(Beginning of EXTRACTED DATA)

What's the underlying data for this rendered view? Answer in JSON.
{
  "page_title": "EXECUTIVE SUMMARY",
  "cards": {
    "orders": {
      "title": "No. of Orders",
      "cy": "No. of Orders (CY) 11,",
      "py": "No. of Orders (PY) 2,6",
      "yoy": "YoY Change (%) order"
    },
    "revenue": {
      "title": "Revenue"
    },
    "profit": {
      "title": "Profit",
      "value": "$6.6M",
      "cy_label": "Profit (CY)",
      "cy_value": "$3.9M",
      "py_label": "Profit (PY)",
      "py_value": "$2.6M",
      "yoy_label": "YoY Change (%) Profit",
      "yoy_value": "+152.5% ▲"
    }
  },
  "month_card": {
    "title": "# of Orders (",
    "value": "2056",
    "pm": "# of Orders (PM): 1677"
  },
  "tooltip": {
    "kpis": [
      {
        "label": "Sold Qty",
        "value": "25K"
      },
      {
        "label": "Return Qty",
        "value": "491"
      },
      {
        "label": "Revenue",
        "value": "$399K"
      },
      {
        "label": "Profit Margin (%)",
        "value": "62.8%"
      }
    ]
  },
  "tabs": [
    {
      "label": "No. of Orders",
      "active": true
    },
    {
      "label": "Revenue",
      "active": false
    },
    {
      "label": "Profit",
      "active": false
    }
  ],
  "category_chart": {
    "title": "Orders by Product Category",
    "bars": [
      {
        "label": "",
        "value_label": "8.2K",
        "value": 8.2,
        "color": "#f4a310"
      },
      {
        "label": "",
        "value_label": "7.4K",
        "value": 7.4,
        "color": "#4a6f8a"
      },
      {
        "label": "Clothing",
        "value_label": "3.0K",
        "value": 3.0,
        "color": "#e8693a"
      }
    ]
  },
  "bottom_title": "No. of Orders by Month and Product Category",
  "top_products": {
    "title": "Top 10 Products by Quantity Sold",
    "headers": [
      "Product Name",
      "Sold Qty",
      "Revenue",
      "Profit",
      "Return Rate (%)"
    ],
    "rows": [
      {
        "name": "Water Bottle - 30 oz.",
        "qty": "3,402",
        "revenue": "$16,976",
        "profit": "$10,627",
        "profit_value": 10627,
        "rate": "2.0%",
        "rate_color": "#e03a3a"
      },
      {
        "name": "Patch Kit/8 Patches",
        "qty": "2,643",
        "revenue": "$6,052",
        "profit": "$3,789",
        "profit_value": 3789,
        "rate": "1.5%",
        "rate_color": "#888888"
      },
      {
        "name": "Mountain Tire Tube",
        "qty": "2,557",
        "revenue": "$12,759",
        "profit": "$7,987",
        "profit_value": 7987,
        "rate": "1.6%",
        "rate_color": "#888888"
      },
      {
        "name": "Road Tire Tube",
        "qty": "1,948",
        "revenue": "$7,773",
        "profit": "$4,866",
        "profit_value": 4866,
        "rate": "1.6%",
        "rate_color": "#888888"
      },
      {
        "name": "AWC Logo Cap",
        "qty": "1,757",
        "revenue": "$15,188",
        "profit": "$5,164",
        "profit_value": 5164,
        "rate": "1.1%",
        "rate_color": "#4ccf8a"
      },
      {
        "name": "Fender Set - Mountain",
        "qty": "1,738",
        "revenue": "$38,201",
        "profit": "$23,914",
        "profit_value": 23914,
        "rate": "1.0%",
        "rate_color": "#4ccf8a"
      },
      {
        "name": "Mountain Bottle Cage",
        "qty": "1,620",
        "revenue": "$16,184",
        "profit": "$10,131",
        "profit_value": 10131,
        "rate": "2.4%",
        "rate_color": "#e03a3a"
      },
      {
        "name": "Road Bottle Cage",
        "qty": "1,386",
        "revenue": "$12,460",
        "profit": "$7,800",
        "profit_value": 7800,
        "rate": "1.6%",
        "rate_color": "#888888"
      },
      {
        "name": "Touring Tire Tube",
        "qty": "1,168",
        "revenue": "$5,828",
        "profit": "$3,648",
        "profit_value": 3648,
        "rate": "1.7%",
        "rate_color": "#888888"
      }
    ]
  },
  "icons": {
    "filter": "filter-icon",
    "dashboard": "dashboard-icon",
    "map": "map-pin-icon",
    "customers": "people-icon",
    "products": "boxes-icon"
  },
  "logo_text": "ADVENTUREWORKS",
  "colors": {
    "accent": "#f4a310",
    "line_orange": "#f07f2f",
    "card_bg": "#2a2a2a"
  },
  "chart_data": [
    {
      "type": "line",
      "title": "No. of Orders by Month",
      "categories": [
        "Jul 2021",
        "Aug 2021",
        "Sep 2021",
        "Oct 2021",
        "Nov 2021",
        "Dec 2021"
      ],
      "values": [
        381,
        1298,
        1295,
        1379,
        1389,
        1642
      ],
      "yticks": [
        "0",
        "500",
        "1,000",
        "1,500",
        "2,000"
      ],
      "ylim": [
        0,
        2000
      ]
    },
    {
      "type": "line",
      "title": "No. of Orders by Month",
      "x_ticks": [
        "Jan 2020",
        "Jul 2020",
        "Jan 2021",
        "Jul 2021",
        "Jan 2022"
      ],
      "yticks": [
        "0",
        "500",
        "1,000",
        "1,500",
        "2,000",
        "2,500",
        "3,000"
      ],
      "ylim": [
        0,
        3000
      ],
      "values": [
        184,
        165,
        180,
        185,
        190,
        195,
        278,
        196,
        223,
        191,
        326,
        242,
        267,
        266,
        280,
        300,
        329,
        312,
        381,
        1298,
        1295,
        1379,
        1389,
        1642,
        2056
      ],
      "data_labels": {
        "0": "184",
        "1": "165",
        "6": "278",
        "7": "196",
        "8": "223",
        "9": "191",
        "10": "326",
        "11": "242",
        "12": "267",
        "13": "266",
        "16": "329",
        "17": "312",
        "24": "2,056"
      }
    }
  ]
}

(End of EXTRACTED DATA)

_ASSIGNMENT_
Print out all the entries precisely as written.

_SOLUTION_
What's the underlying data for this rendered view? Answer in JSON.
{
  "page_title": "EXECUTIVE SUMMARY",
  "cards": {
    "orders": {
      "title": "No. of Orders",
      "cy": "No. of Orders (CY) 11,",
      "py": "No. of Orders (PY) 2,6",
      "yoy": "YoY Change (%) order"
    },
    "revenue": {
      "title": "Revenue"
    },
    "profit": {
      "title": "Profit",
      "value": "$6.6M",
      "cy_label": "Profit (CY)",
      "cy_value": "$3.9M",
      "py_label": "Profit (PY)",
      "py_value": "$2.6M",
      "yoy_label": "YoY Change (%) Profit",
      "yoy_value": "+152.5% ▲"
    }
  },
  "month_card": {
    "title": "# of Orders (",
    "value": "2056",
    "pm": "# of Orders (PM): 1677"
  },
  "tooltip": {
    "kpis": [
      {
        "label": "Sold Qty",
        "value": "25K"
      },
      {
        "label": "Return Qty",
        "value": "491"
      },
      {
        "label": "Revenue",
        "value": "$399K"
      },
      {
        "label": "Profit Margin (%)",
        "value": "62.8%"
      }
    ]
  },
  "tabs": [
    {
      "label": "No. of Orders",
      "active": true
    },
    {
      "label": "Revenue",
      "active": false
    },
    {
      "label": "Profit",
      "active": false
    }
  ],
  "category_chart": {
    "title": "Orders by Product Category",
    "bars": [
      {
        "label": "",
        "value_label": "8.2K",
        "value": 8.2,
        "color": "#f4a310"
      },
      {
        "label": "",
        "value_label": "7.4K",
        "value": 7.4,
        "color": "#4a6f8a"
      },
      {
        "label": "Clothing",
        "value_label": "3.0K",
        "value": 3.0,
        "color": "#e8693a"
      }
    ]
  },
  "bottom_title": "No. of Orders by Month and Product Category",
  "top_products": {
    "title": "Top 10 Products by Quantity Sold",
    "headers": [
      "Product Name",
      "Sold Qty",
      "Revenue",
      "Profit",
      "Return Rate (%)"
    ],
    "rows": [
      {
        "name": "Water Bottle - 30 oz.",
        "qty": "3,402",
        "revenue": "$16,976",
        "profit": "$10,627",
        "profit_value": 10627,
        "rate": "2.0%",
        "rate_color": "#e03a3a"
      },
      {
        "name": "Patch Kit/8 Patches",
        "qty": "2,643",
        "revenue": "$6,052",
        "profit": "$3,789",
        "profit_value": 3789,
        "rate": "1.5%",
        "rate_color": "#888888"
      },
      {
        "name": "Mountain Tire Tube",
        "qty": "2,557",
        "revenue": "$12,759",
        "profit": "$7,987",
        "profit_value": 7987,
        "rate": "1.6%",
        "rate_color": "#888888"
      },
      {
        "name": "Road Tire Tube",
        "qty": "1,948",
        "revenue": "$7,773",
        "profit": "$4,866",
        "profit_value": 4866,
        "rate": "1.6%",
        "rate_color": "#888888"
      },
      {
        "name": "AWC Logo Cap",
        "qty": "1,757",
        "revenue": "$15,188",
        "profit": "$5,164",
        "profit_value": 5164,
        "rate": "1.1%",
        "rate_color": "#4ccf8a"
      },
      {
        "name": "Fender Set - Mountain",
        "qty": "1,738",
        "revenue": "$38,201",
        "profit": "$23,914",
        "profit_value": 23914,
        "rate": "1.0%",
        "rate_color": "#4ccf8a"
      },
      {
        "name": "Mountain Bottle Cage",
        "qty": "1,620",
        "revenue": "$16,184",
        "profit": "$10,131",
        "profit_value": 10131,
        "rate": "2.4%",
        "rate_color": "#e03a3a"
      },
      {
        "name": "Road Bottle Cage",
        "qty": "1,386",
        "revenue": "$12,460",
        "profit": "$7,800",
        "profit_value": 7800,
        "rate": "1.6%",
        "rate_color": "#888888"
      },
      {
        "name": "Touring Tire Tube",
        "qty": "1,168",
        "revenue": "$5,828",
        "profit": "$3,648",
        "profit_value": 3648,
        "rate": "1.7%",
        "rate_color": "#888888"
      }
    ]
  },
  "icons": {
    "filter": "filter-icon",
    "dashboard": "dashboard-icon",
    "map": "map-pin-icon",
    "customers": "people-icon",
    "products": "boxes-icon"
  },
  "logo_text": "ADVENTUREWORKS",
  "colors": {
    "accent": "#f4a310",
    "line_orange": "#f07f2f",
    "card_bg": "#2a2a2a"
  },
  "chart_data": [
    {
      "type": "line",
      "title": "No. of Orders by Month",
      "categories": [
        "Jul 2021",
        "Aug 2021",
        "Sep 2021",
        "Oct 2021",
        "Nov 2021",
        "Dec 2021"
      ],
      "values": [
        381,
        1298,
        1295,
        1379,
        1389,
        1642
      ],
      "yticks": [
        "0",
        "500",
        "1,000",
        "1,500",
        "2,000"
      ],
      "ylim": [
        0,
        2000
      ]
    },
    {
      "type": "line",
      "title": "No. of Orders by Month",
      "x_ticks": [
        "Jan 2020",
        "Jul 2020",
        "Jan 2021",
        "Jul 2021",
        "Jan 2022"
      ],
      "yticks": [
        "0",
        "500",
        "1,000",
        "1,500",
        "2,000",
        "2,500",
        "3,000"
      ],
      "ylim": [
        0,
        3000
      ],
      "values": [
        184,
        165,
        180,
        185,
        190,
        195,
        278,
        196,
        223,
        191,
        326,
        242,
        267,
        266,
        280,
        300,
        329,
        312,
        381,
        1298,
        1295,
        1379,
        1389,
        1642,
        2056
      ],
      "data_labels": {
        "0": "184",
        "1": "165",
        "6": "278",
        "7": "196",
        "8": "223",
        "9": "191",
        "10": "326",
        "11": "242",
        "12": "267",
        "13": "266",
        "16": "329",
        "17": "312",
        "24": "2,056"
      }
    }
  ]
}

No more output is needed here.